There was Allison (we called her Ali-baba) from Australia, Katie from Scotland, and Emma from England, among many others. To an 11-year-old who had never met anyone from the land down under before, Allison sounded like Olivia Newton-John from the movie Grease. By the end of the summer, I knew about joeys and boomerangs and Tim Tams (Australia's best biscuit), and came home wearing a tank top with two little koalas on it. Katie from Scotland taught me the meaning of haggis (a savory pudding of sorts) and, to this day, has one of my favorite accents the world over. She was part of the crew who taught me to swim and continues to be a friend. Emma from England taught me about rugby, scones, and crumpets — and talked about how "locals" felt about the royals.

These teenagers, who were no more than a few mere years my senior, made impressions that surpassed emotional, developmental, and geographic borders. So much of camp is about building relationships, and these were my first connections to a world greater than my own. These people, many of whom still pop up on my Facebook® feed to say hello all these years later, were cultural diffusion at its finest. At such a young age, meeting people different than yourself shapes your perception and breaks down stereotypes. You know the name and the face and the way in which you were treated. That's the takeaway. And years later, that is what you remember.

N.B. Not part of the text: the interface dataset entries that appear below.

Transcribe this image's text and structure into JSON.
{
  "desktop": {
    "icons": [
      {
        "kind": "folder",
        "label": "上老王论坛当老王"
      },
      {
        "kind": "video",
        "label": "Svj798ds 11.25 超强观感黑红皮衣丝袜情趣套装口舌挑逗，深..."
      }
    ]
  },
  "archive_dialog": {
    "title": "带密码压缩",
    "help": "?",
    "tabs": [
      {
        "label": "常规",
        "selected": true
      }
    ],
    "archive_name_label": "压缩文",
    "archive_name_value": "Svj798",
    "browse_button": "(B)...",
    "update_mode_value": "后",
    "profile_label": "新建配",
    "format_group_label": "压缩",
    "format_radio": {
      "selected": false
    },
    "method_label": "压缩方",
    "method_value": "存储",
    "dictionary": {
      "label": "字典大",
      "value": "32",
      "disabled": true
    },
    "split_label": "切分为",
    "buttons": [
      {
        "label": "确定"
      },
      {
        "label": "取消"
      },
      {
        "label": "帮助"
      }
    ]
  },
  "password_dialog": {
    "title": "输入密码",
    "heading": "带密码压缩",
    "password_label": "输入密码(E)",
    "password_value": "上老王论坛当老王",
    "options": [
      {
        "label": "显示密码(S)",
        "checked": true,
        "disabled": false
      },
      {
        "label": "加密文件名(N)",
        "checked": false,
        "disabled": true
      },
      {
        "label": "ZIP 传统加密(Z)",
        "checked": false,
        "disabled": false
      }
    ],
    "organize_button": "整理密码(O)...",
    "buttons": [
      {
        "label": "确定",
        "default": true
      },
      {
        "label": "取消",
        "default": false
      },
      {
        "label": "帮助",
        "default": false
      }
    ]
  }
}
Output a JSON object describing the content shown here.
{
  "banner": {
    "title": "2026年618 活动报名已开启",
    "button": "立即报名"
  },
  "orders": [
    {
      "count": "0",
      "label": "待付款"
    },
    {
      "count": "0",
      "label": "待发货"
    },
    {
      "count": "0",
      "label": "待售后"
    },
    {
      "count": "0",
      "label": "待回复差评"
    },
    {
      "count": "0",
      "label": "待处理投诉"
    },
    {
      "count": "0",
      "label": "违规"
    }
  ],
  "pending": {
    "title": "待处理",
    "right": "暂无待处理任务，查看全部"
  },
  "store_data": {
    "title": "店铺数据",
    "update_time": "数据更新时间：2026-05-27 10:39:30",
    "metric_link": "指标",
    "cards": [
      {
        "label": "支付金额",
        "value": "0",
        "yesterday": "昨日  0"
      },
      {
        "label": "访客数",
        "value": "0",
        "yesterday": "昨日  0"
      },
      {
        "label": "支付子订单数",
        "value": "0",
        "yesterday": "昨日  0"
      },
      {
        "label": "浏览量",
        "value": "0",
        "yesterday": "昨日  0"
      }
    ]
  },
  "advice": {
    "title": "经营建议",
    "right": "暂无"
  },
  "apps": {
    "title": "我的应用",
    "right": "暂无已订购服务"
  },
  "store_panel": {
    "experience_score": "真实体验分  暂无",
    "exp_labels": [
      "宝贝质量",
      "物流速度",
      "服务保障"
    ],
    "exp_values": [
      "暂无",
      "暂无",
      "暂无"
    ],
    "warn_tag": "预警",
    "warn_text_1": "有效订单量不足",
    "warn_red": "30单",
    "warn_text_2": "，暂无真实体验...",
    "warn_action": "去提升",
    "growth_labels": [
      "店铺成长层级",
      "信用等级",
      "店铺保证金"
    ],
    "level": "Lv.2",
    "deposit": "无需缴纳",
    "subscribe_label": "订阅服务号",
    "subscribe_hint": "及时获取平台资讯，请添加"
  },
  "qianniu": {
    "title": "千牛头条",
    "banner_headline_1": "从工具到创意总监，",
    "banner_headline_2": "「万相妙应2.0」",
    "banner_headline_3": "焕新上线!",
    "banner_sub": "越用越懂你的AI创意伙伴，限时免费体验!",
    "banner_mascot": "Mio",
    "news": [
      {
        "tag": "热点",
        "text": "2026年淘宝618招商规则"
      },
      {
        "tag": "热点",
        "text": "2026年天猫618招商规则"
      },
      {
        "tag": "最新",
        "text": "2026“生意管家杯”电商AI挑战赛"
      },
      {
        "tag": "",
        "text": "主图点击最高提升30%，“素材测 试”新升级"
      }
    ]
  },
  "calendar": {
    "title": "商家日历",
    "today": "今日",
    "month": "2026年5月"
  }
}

I remember at summer's end how the campers and counselors, who'd had no idea what they were getting into for eight weeks, hugged each other through tear-stained eyes and knew they now had friends for the ages. Memories were made and we were keepers of stories in abundance. Everyone headed home a little taller and a little stronger — filled with a love of all things camp and far more knowledgeable about the world at large.

The love I felt when I first heard those foreign accents never waned and, in fact, ignited a desire to travel. I've left pieces of my heart in many places around the world. I married an Aussie whom I met in New Zealand. Vegemite and Tim Tams (the latter which we gave out at our wedding) are now staples in our cupboard. Together we travel, have friends from various countries, and it's not uncommon for one conversation among friends to feature at least three different accents. Who knew then that 25 years later those relationships forged with Camp America counselors would play such a vital role in my adult life? It just goes to prove, summer camp makes a lifelong impression and all who attend are forever changed.

Photo courtesy of Camp ClapHans, Norman, Oklahoma.

Stacey Ebert is a camper at heart who has spent over 25 years in the camping industry. She has a love of writing, travel, the beach, and anything chocolate. She can be reached at